(RECORDS TO USE)

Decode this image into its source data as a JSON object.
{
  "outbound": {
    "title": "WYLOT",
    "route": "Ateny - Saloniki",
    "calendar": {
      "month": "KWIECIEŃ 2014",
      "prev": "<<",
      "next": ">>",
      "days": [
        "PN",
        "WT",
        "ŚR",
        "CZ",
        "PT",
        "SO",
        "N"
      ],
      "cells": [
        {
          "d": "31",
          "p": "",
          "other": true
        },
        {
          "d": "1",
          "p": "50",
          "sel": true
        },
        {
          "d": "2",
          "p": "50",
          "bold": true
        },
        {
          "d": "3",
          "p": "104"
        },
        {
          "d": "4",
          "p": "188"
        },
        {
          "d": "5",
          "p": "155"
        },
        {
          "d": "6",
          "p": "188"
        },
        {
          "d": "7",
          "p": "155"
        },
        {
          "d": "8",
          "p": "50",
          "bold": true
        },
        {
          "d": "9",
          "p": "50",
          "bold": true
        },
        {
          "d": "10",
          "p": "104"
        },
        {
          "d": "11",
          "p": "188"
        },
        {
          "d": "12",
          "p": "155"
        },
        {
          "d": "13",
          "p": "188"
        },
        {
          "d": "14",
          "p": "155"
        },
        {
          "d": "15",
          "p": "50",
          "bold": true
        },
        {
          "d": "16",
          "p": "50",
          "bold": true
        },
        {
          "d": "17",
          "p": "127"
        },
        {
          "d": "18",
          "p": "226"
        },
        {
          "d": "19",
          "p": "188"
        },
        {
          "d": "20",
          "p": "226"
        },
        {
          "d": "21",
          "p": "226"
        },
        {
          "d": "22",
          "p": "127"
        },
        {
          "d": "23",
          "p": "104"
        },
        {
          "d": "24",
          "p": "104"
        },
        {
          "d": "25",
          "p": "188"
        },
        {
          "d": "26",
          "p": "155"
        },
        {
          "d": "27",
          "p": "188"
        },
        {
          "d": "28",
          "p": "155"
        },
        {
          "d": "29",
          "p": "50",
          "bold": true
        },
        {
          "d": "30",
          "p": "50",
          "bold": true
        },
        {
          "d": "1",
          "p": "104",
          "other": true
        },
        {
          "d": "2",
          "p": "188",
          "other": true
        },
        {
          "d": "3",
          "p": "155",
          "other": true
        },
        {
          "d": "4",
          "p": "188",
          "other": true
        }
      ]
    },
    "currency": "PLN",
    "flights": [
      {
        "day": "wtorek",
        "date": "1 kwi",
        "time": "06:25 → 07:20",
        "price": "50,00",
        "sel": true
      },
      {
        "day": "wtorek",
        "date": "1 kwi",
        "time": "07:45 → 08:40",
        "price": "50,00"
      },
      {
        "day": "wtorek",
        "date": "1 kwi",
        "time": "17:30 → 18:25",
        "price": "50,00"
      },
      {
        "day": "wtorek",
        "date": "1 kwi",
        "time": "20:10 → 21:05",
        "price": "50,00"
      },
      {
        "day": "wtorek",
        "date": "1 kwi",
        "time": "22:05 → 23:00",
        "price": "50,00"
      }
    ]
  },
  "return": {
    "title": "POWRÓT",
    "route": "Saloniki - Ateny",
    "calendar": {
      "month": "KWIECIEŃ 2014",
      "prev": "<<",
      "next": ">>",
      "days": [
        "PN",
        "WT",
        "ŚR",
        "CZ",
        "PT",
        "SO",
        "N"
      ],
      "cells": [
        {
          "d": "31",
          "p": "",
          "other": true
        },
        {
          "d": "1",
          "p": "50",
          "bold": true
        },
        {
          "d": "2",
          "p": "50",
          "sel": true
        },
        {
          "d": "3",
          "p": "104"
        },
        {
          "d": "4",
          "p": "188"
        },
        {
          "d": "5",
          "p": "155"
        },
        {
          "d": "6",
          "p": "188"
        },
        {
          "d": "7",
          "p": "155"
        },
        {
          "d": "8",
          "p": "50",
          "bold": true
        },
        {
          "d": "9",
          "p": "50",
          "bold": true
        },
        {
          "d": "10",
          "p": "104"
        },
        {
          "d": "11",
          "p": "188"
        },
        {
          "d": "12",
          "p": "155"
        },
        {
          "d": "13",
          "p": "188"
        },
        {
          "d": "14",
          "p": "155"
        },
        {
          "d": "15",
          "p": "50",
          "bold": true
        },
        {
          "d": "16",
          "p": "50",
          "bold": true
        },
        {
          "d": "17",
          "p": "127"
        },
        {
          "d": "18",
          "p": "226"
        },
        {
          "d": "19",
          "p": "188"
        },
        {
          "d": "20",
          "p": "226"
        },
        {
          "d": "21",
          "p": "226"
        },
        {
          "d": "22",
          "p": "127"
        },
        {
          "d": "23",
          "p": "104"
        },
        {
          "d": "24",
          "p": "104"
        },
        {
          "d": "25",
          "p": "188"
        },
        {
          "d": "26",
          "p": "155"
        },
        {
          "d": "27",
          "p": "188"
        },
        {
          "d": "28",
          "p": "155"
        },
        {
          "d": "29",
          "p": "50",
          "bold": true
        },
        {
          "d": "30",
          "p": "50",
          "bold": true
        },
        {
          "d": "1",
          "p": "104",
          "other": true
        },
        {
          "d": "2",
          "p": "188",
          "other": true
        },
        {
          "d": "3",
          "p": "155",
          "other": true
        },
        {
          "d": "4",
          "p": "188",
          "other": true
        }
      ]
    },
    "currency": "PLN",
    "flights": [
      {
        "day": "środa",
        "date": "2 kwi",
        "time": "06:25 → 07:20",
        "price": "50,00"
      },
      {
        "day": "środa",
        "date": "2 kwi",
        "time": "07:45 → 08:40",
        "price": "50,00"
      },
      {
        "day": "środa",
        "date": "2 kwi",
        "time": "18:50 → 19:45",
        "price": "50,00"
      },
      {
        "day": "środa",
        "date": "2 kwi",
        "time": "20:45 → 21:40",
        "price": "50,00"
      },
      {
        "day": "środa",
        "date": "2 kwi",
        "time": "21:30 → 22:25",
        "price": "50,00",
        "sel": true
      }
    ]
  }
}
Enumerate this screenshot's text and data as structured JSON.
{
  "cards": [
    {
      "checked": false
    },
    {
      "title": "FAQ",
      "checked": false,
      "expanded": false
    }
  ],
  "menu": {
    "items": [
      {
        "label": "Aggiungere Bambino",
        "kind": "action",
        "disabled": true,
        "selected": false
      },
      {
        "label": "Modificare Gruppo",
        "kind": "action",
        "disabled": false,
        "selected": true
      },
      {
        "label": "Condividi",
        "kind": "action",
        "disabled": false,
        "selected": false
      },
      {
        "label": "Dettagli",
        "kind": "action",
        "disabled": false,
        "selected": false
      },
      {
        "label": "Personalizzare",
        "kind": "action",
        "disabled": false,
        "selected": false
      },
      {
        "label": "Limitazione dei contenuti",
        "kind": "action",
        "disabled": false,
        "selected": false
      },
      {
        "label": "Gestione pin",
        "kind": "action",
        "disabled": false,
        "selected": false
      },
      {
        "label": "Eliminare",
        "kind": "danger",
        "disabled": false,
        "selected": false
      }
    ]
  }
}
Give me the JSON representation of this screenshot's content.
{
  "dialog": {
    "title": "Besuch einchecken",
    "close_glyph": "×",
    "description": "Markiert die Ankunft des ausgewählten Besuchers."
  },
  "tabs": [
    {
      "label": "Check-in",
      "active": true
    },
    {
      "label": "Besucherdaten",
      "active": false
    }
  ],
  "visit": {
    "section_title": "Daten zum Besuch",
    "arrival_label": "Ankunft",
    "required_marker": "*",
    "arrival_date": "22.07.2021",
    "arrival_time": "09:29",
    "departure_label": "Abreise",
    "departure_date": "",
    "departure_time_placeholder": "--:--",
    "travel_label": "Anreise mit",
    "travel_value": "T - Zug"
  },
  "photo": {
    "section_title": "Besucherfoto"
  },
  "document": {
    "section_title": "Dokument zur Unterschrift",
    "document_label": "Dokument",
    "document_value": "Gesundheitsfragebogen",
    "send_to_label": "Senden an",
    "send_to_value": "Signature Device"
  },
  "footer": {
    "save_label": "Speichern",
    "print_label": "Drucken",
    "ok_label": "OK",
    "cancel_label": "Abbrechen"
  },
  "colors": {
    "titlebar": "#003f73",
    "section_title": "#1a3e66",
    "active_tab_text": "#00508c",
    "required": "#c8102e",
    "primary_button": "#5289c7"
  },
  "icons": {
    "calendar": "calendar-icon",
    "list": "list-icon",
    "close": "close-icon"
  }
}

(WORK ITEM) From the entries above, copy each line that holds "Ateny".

(SOLUTION TO THE EXERCISE)
    "route": "Ateny - Saloniki",
    "route": "Saloniki - Ateny",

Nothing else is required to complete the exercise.